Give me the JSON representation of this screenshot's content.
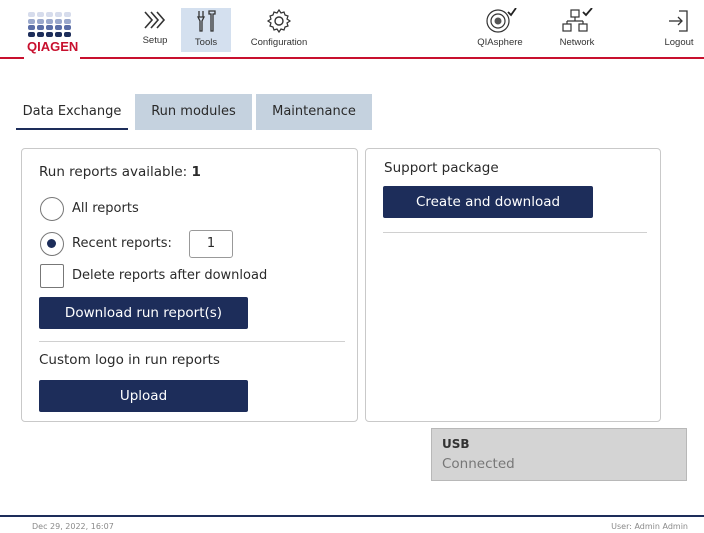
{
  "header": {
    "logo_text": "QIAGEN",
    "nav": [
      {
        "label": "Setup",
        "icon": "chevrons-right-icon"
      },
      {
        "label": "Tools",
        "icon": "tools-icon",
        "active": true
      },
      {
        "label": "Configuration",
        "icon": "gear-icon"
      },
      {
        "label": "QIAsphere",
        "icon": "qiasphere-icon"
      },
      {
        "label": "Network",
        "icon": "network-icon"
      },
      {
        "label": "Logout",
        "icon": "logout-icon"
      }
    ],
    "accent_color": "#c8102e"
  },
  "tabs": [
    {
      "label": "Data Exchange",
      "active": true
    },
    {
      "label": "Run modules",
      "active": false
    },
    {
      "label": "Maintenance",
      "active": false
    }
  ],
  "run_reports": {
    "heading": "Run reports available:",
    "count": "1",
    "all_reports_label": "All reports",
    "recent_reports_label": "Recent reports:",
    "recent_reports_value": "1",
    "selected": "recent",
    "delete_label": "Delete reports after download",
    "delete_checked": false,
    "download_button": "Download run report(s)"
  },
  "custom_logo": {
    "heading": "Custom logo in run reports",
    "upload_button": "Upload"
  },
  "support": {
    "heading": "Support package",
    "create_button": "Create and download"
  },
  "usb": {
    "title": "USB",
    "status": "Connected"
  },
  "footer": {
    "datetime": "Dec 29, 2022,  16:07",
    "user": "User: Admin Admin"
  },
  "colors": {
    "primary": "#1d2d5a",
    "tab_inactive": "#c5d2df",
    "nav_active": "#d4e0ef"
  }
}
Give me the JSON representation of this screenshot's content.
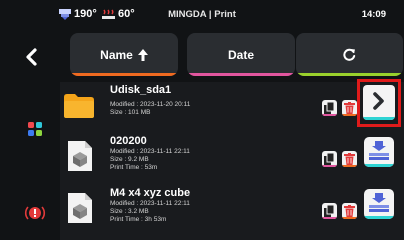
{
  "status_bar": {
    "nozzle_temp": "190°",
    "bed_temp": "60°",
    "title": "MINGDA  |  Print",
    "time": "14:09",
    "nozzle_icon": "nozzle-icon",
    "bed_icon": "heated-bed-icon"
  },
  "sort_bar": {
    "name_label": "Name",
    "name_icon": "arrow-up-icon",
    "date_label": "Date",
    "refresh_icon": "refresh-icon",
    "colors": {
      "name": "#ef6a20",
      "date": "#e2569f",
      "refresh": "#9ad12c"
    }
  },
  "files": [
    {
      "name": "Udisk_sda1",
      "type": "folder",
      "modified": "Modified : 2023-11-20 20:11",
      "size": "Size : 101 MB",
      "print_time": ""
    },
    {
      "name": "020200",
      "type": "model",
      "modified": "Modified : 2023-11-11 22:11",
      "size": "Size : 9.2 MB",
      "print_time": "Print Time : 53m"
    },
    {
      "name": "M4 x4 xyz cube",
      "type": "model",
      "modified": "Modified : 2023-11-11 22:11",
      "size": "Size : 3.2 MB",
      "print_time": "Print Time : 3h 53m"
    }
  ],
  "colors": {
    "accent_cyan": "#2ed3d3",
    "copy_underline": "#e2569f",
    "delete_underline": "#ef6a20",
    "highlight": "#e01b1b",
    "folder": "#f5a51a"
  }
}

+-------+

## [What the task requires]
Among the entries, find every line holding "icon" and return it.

## [Answer space]
        "icon": "chevrons-right-icon"
        "icon": "tools-icon",
        "icon": "gear-icon"
        "icon": "qiasphere-icon"
        "icon": "network-icon"
        "icon": "logout-icon"
    "nozzle_icon": "nozzle-icon",
    "bed_icon": "heated-bed-icon"
    "name_icon": "arrow-up-icon",
    "refresh_icon": "refresh-icon",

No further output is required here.